Meantime, recent technological advances in AI are transforming the art and science of property management. New advances in AI are making buildings “smarter.” For example, AI-based energy platforms are being deployed to optimize the energy required to heat and cool commercial and residential buildings as well as the use of sensors and data —allowing big companies to reduce their office space by as much as a third3. Not only that, AI-based technologies are also being used for lighting, elevator maintenance, and occupant tracking with the aim of reducing operating costs and enhancing the overall tenant experience. AI is also being employed by real estate investment firms in areas like demographic market research and financial analysis.
In a recent Commercial Observer webinar4 hosted by Berdon, Arup Das, CEO of Alphaserve Technologies and AI and a technology adviser for Berdon, said that in determining an AI strategy, both setting key performance indicators (KPIs) and determining in advance how the AI will be used are crucial. Arup said “Real, measurable KPIs are very important, [as is] really understanding where the AI application is going to be used,” he said. “There is no one-size-fits-all approach. AI is not a single platform. You might have multiple platforms you have to integrate to get to your final result.”
Change is Accelerating
The first online real estate listings were posted by realtor.com5 in 1995. Since then, and particularly after social media platforms such as Facebook appeared in the mid-2000s, the industry has witnessed a sea-change in the ways potential home buyers seek out listed properties. The National Association of Realtors (NAR) tells us that four decades ago, long before the advent of our highly inter-connected digital world, people commonly searched newspaper ads and relied on the recommendations of friends when searching for a home. Today, 44% of buyers look online for properties first. According6 to the 2018 NAR Home Buyer and Seller Generational Trends Report, in today’s digital age, a typical buyer uses a mobile device to search for properties online first, looks at websites with photos, home listings, and information about the home buying process, and only then contacts a real estate agent and arranges visits to the shortlisted properties over a number of weeks before purchase.

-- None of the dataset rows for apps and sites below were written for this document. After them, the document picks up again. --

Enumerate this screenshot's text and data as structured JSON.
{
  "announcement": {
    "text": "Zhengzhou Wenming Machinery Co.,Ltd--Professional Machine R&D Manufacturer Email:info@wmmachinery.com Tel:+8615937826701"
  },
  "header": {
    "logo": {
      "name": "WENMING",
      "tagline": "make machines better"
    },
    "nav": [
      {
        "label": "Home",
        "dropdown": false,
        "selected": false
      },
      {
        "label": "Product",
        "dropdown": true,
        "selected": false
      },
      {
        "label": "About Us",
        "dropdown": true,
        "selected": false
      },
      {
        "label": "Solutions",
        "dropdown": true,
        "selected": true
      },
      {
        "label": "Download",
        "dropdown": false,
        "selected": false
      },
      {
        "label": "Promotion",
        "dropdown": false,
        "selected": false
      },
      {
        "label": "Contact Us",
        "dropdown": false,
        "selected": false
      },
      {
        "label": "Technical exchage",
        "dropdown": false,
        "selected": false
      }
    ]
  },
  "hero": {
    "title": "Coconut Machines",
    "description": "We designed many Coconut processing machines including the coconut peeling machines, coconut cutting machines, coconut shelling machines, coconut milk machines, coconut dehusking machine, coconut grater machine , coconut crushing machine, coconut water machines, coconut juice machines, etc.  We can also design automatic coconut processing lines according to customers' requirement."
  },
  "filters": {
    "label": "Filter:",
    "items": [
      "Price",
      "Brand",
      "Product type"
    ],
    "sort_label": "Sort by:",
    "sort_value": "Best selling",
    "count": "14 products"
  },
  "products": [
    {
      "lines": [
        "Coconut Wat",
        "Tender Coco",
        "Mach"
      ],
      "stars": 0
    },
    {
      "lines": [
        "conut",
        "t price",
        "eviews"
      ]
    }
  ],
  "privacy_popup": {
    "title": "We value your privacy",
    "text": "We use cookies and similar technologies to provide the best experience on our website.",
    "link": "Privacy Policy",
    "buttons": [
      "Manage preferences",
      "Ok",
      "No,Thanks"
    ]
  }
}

Track the Millennials
According to the NAR, Millennials make up the largest group of first-time home buyers at 65%, followed by Generation X at 24%. The NAR notes that 99% of Millennials searched for listings online, compared with 90% of Boomers. 58% of Millennials and 46% of Generation X found their home via mobile devices. To capture a greater share of this market, realtors are increasingly turning to virtual reality applications to provide life-like 3D tours of listed properties. This allows potential buyers to experience the scope and scale of everything from the showers in the bathrooms to the size of the windows in the living rooms to the view from the back patio.
The Personal Touch Remains Key
While all these point to an exciting, digitized, and automated future for many aspects of the industry, some worry not only about the costs of maintaining a technological edge, but about the effect it may have on the business of serving clients. Of course, social networking is helpful, but it should not be used to replace traditional networking7, as there is tremendous value in building personal relationships through face-to-face conversation. Securing value within all this digitized data will be an ongoing challenge. That said, these new technologies are opening the door to exciting new opportunities within the real estate industry. The key, then, is how to harness their potential for the benefit of both your business and your clients.
If you have questions, contact Jigar Shah at 212.331.7499 | email@example.com or your Berdon advisor.
Berdon LLP New York Accountants